* _BRIEF_: Reproduce the full set of records verbatim.

* _EXERCISE INPUTS_:
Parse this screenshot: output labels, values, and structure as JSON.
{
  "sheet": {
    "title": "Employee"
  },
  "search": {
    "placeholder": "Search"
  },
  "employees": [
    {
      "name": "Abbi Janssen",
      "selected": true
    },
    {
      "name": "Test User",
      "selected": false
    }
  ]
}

* _PROBLEM SOLUTION_:
Parse this screenshot: output labels, values, and structure as JSON.
{
  "sheet": {
    "title": "Employee"
  },
  "search": {
    "placeholder": "Search"
  },
  "employees": [
    {
      "name": "Abbi Janssen",
      "selected": true
    },
    {
      "name": "Test User",
      "selected": false
    }
  ]
}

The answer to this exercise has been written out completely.